Pittsburgh Schenley isn't the only city high school this year to pass into the great beyond.
After 100 years in operation, Pittsburgh Peabody High School in East Liberty also will graduate its final class.
The building will be vacant for a year, with Pittsburgh Obama 6-12 moving in the following school year.
When it opened in 1911, Peabody became the city's fourth high school -- after Central, Fifth Avenue and South Side. It was named for Dr. Benjamin H. Peabody, a physician who had served as a surgeon in the Union Army before coming to Pittsburgh. Dr. Peabody lived on North Highland Avenue, just three blocks from the school.
In Peabody's 100-year history, its list of notable alumni includes entertainers Gene Kelly, Charles Grodin and Frank Gorshin, professional athletes Kevan Barlow and John Tudor, writers John Edgar Wideman and Malcolm Cowley and artist Romare Bearden.
"We Peabody alums like to hold up our famous alums as examples of what Peabody was," said Yarone Zober, chief of staff to Mayor Luke Ravenstahl, who graduated from Peabody in 1993 and was active in theater there. "We loved the idea that we were sharing the stage with people who became legends."
Sharene Shealey, a member of the Pittsburgh school board, graduated from Peabody in 1990 and praised the school's diversity and academic offerings.
The school was roughly evenly divided between black and white students, she said, and served as a convergence point for students from neighborhoods such as Garfield, Highland Park and East Liberty.
When she started college at Howard University to study chemical engineering, freshman year was easy compared to the academic rigor of Peabody.
The closing of the school is "bittersweet" for Ms. Shealey, who grew up in Friendship and now lives in East Liberty.
"The Peabody that I went to didn't exist for the students that are there today," she said. "We had 1,000 students strong, we had full course offerings. I am excited that we have the chance to create a new environment for them."
Gangs that were starting to take hold when Mr. Zober was a student at Peabody played a part in the dwindling of the school's student body. In a building that has a capacity of more than 1,200 -- and was once jammed with about 2,000 students -- just 281 are enrolled today.
In the most recent data from the Pennsylvania System of School Assessment exams, less than a quarter of Peabody students scored proficient or adequate in reading, math and science.
Pittsburgh Westinghouse High School in Homewood, which also has suffered from low test scores and a shrinking student body, is being converted to the Academies at Westinghouse, a pair of six-12 single-gender schools.
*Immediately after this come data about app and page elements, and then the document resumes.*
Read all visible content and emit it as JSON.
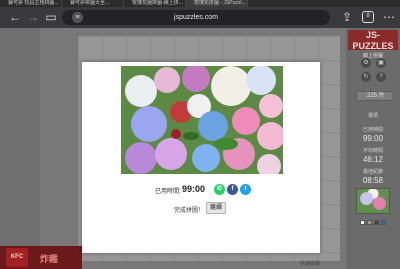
{
  "browser": {
    "tabs": [
      "寶可夢 玩具主題拼圖...",
      "寶可夢拼圖大全...",
      "玫瑰花園拼圖-線上拼...",
      "玫瑰花拼圖 - JSPuzzl..."
    ],
    "url": "jspuzzles.com",
    "tab_count": "8",
    "icons": [
      "back-icon",
      "forward-icon",
      "sidebar-icon",
      "share-icon",
      "tabs-icon",
      "menu-icon"
    ]
  },
  "side_panel": {
    "logo_main": "JS-PUZZLES",
    "logo_sub": "線上拼圖",
    "size_select": "225 片",
    "options_label": "選項",
    "elapsed_label": "已用時間",
    "elapsed_value": "99:00",
    "average_label": "平均時間",
    "average_value": "46:12",
    "best_label": "最佳紀錄",
    "best_value": "08:58"
  },
  "ad": {
    "brand": "KFC",
    "text": "炸雞"
  },
  "bottom_note": "快速解鎖",
  "modal": {
    "time_label": "已用時間:",
    "time_value": "99:00",
    "share": {
      "whatsapp": "✆",
      "facebook": "f",
      "twitter": "t"
    },
    "done_label": "完成拼圖！",
    "continue_label": "繼續"
  },
  "colors": {
    "whatsapp": "#25d366",
    "facebook": "#3b5998",
    "twitter": "#1da1f2"
  }
}
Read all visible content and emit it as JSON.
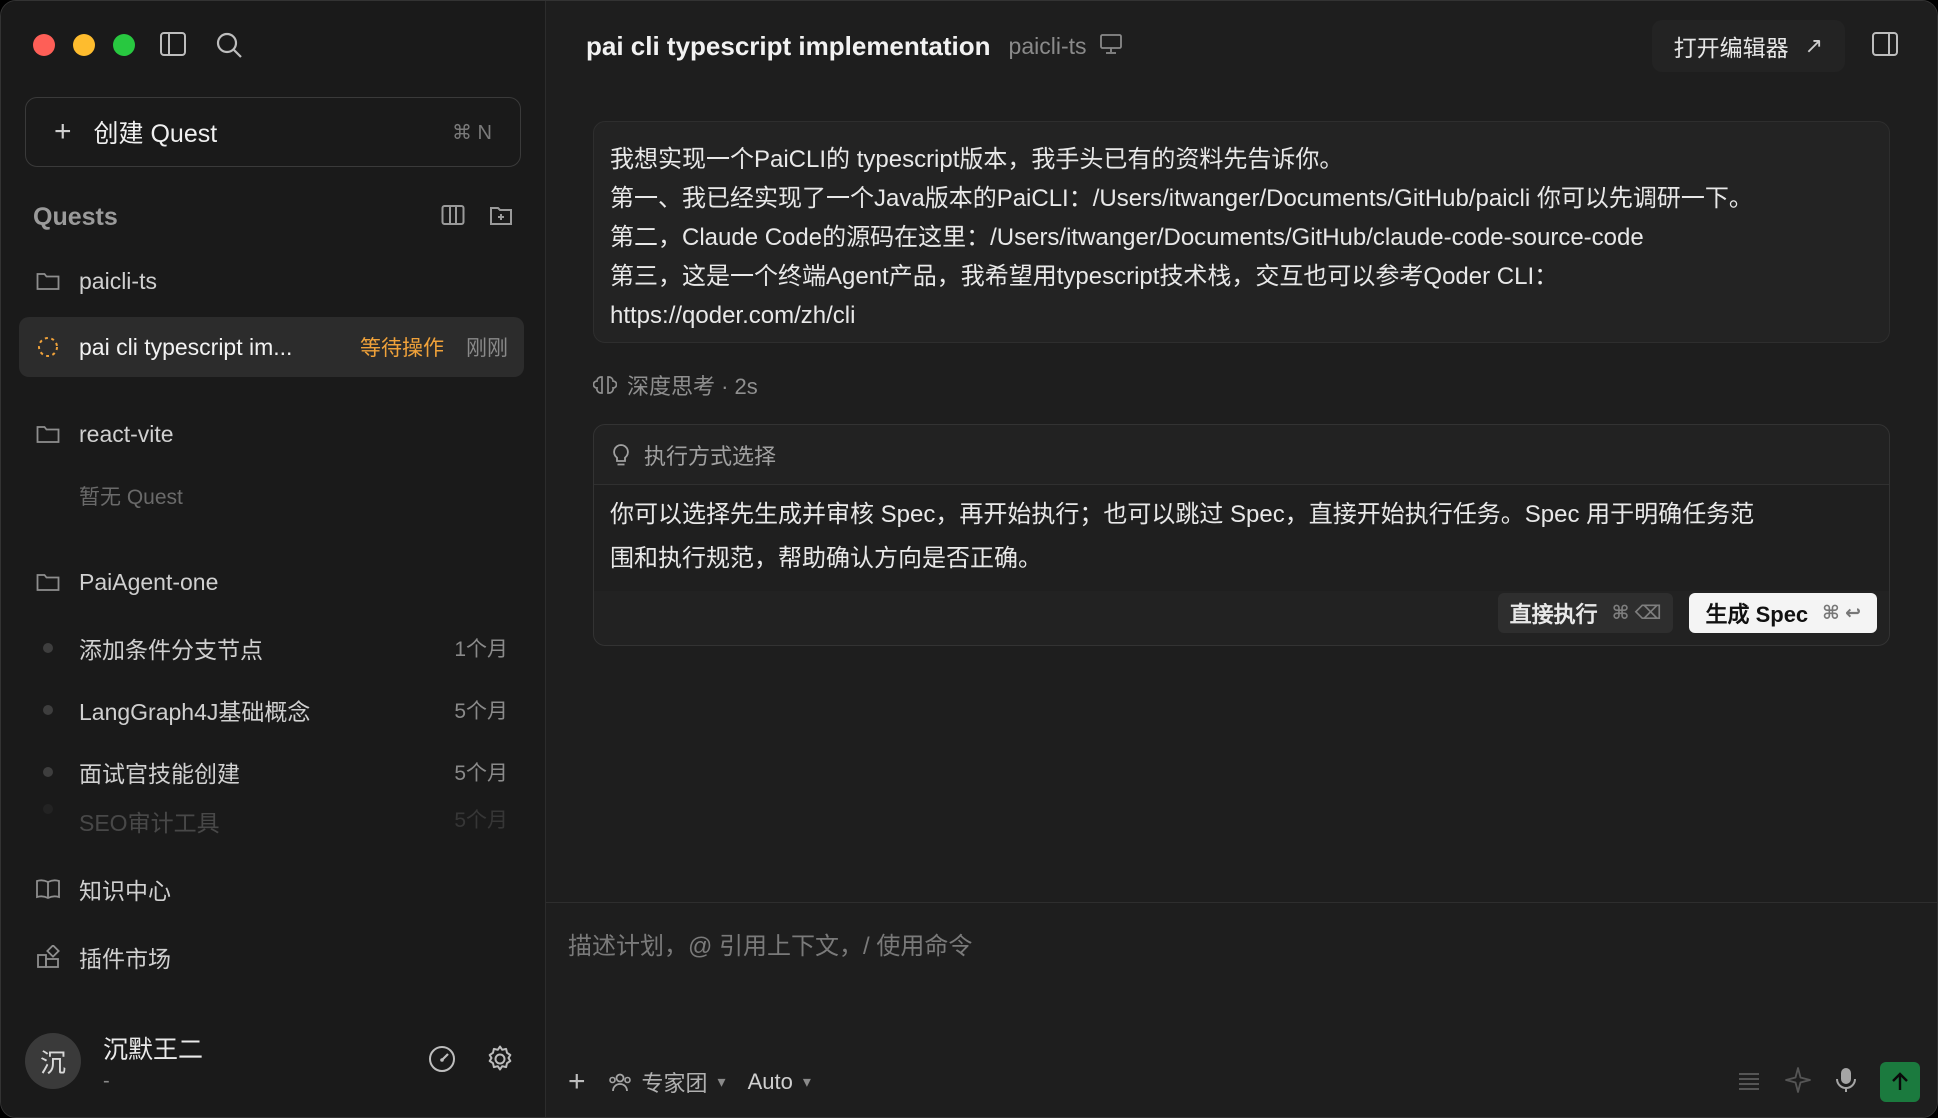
{
  "sidebar": {
    "create_label": "创建 Quest",
    "create_shortcut": "⌘ N",
    "quests_title": "Quests",
    "projects": [
      {
        "name": "paicli-ts"
      },
      {
        "name": "react-vite"
      },
      {
        "name": "PaiAgent-one"
      }
    ],
    "active_quest": {
      "title": "pai cli typescript im...",
      "status": "等待操作",
      "time": "刚刚"
    },
    "empty_label": "暂无 Quest",
    "quests": [
      {
        "title": "添加条件分支节点",
        "time": "1个月"
      },
      {
        "title": "LangGraph4J基础概念",
        "time": "5个月"
      },
      {
        "title": "面试官技能创建",
        "time": "5个月"
      },
      {
        "title": "SEO审计工具",
        "time": "5个月"
      }
    ],
    "knowledge_label": "知识中心",
    "plugins_label": "插件市场",
    "user": {
      "avatar_char": "沉",
      "name": "沉默王二",
      "sub": "-"
    }
  },
  "header": {
    "title": "pai cli typescript implementation",
    "project": "paicli-ts",
    "open_editor": "打开编辑器"
  },
  "message": {
    "lines": [
      "我想实现一个PaiCLI的 typescript版本，我手头已有的资料先告诉你。",
      "第一、我已经实现了一个Java版本的PaiCLI：/Users/itwanger/Documents/GitHub/paicli 你可以先调研一下。",
      "第二，Claude Code的源码在这里：/Users/itwanger/Documents/GitHub/claude-code-source-code",
      "第三，这是一个终端Agent产品，我希望用typescript技术栈，交互也可以参考Qoder CLI：",
      "https://qoder.com/zh/cli"
    ]
  },
  "thinking": "深度思考 · 2s",
  "choice": {
    "title": "执行方式选择",
    "body_line1": "你可以选择先生成并审核 Spec，再开始执行；也可以跳过 Spec，直接开始执行任务。Spec 用于明确任务范",
    "body_line2": "围和执行规范，帮助确认方向是否正确。",
    "direct_label": "直接执行",
    "direct_shortcut": "⌘ ⌫",
    "spec_label": "生成 Spec",
    "spec_shortcut": "⌘ ↩"
  },
  "composer": {
    "placeholder": "描述计划，@ 引用上下文，/ 使用命令",
    "team_label": "专家团",
    "mode_label": "Auto"
  },
  "colors": {
    "accent_status": "#f0a23a",
    "send_button": "#1b7a3e"
  }
}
"We weren't doing such a good job with our kids at Westinghouse and Peabody and we owe them a good education," said Sherry Hazuda, president of the Pittsburgh school board. "I hope this is an answer for both of them."
Anya Sostek: firstname.lastname@example.org or 412-263-1308.